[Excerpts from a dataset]
== Segment start ==
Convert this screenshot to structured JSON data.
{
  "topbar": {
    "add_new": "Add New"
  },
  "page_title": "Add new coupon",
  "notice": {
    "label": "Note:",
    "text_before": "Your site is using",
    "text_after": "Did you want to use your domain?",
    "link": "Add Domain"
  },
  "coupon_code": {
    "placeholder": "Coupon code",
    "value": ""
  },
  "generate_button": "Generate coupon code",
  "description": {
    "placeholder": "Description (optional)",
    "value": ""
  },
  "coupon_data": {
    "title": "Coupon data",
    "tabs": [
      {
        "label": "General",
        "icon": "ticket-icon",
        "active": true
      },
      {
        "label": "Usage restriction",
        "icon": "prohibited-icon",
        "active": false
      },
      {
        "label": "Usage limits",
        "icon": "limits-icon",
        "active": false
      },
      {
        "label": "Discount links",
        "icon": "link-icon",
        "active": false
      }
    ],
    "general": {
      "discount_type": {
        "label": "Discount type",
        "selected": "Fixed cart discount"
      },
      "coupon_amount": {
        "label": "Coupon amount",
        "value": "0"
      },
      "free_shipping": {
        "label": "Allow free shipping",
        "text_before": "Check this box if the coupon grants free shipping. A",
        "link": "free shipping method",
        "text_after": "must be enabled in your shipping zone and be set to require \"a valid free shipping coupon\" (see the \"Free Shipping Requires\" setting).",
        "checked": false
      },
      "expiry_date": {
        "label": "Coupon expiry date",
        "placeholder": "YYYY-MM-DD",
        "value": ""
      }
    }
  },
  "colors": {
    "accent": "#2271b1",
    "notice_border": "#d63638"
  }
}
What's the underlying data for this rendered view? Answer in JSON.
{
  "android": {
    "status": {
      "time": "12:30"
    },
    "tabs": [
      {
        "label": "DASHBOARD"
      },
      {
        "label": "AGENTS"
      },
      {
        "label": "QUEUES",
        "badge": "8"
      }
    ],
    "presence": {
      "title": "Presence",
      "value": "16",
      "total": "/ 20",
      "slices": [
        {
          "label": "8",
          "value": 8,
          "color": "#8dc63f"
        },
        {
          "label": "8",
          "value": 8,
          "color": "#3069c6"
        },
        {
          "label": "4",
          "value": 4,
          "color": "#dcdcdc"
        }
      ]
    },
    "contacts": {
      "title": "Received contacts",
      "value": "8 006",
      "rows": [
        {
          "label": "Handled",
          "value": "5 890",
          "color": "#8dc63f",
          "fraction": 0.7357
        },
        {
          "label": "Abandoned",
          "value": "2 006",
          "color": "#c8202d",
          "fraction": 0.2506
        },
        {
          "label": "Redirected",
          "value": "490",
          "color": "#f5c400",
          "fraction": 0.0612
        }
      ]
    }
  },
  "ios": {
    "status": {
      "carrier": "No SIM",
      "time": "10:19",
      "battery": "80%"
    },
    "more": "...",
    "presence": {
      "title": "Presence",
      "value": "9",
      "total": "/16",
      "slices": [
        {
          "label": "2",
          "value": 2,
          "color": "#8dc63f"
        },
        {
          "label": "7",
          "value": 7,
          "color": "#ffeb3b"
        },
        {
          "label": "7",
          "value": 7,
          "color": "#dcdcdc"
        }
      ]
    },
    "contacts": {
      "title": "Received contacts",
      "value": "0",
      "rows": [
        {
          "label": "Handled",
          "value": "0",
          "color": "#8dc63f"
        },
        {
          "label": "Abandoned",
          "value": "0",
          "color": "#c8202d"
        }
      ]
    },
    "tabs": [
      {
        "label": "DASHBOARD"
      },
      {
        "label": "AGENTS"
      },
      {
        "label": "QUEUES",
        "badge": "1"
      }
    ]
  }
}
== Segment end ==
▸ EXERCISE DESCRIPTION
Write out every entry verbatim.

▸ COMPLETED TASK
Convert this screenshot to structured JSON data.
{
  "topbar": {
    "add_new": "Add New"
  },
  "page_title": "Add new coupon",
  "notice": {
    "label": "Note:",
    "text_before": "Your site is using",
    "text_after": "Did you want to use your domain?",
    "link": "Add Domain"
  },
  "coupon_code": {
    "placeholder": "Coupon code",
    "value": ""
  },
  "generate_button": "Generate coupon code",
  "description": {
    "placeholder": "Description (optional)",
    "value": ""
  },
  "coupon_data": {
    "title": "Coupon data",
    "tabs": [
      {
        "label": "General",
        "icon": "ticket-icon",
        "active": true
      },
      {
        "label": "Usage restriction",
        "icon": "prohibited-icon",
        "active": false
      },
      {
        "label": "Usage limits",
        "icon": "limits-icon",
        "active": false
      },
      {
        "label": "Discount links",
        "icon": "link-icon",
        "active": false
      }
    ],
    "general": {
      "discount_type": {
        "label": "Discount type",
        "selected": "Fixed cart discount"
      },
      "coupon_amount": {
        "label": "Coupon amount",
        "value": "0"
      },
      "free_shipping": {
        "label": "Allow free shipping",
        "text_before": "Check this box if the coupon grants free shipping. A",
        "link": "free shipping method",
        "text_after": "must be enabled in your shipping zone and be set to require \"a valid free shipping coupon\" (see the \"Free Shipping Requires\" setting).",
        "checked": false
      },
      "expiry_date": {
        "label": "Coupon expiry date",
        "placeholder": "YYYY-MM-DD",
        "value": ""
      }
    }
  },
  "colors": {
    "accent": "#2271b1",
    "notice_border": "#d63638"
  }
}
What's the underlying data for this rendered view? Answer in JSON.
{
  "android": {
    "status": {
      "time": "12:30"
    },
    "tabs": [
      {
        "label": "DASHBOARD"
      },
      {
        "label": "AGENTS"
      },
      {
        "label": "QUEUES",
        "badge": "8"
      }
    ],
    "presence": {
      "title": "Presence",
      "value": "16",
      "total": "/ 20",
      "slices": [
        {
          "label": "8",
          "value": 8,
          "color": "#8dc63f"
        },
        {
          "label": "8",
          "value": 8,
          "color": "#3069c6"
        },
        {
          "label": "4",
          "value": 4,
          "color": "#dcdcdc"
        }
      ]
    },
    "contacts": {
      "title": "Received contacts",
      "value": "8 006",
      "rows": [
        {
          "label": "Handled",
          "value": "5 890",
          "color": "#8dc63f",
          "fraction": 0.7357
        },
        {
          "label": "Abandoned",
          "value": "2 006",
          "color": "#c8202d",
          "fraction": 0.2506
        },
        {
          "label": "Redirected",
          "value": "490",
          "color": "#f5c400",
          "fraction": 0.0612
        }
      ]
    }
  },
  "ios": {
    "status": {
      "carrier": "No SIM",
      "time": "10:19",
      "battery": "80%"
    },
    "more": "...",
    "presence": {
      "title": "Presence",
      "value": "9",
      "total": "/16",
      "slices": [
        {
          "label": "2",
          "value": 2,
          "color": "#8dc63f"
        },
        {
          "label": "7",
          "value": 7,
          "color": "#ffeb3b"
        },
        {
          "label": "7",
          "value": 7,
          "color": "#dcdcdc"
        }
      ]
    },
    "contacts": {
      "title": "Received contacts",
      "value": "0",
      "rows": [
        {
          "label": "Handled",
          "value": "0",
          "color": "#8dc63f"
        },
        {
          "label": "Abandoned",
          "value": "0",
          "color": "#c8202d"
        }
      ]
    },
    "tabs": [
      {
        "label": "DASHBOARD"
      },
      {
        "label": "AGENTS"
      },
      {
        "label": "QUEUES",
        "badge": "1"
      }
    ]
  }
}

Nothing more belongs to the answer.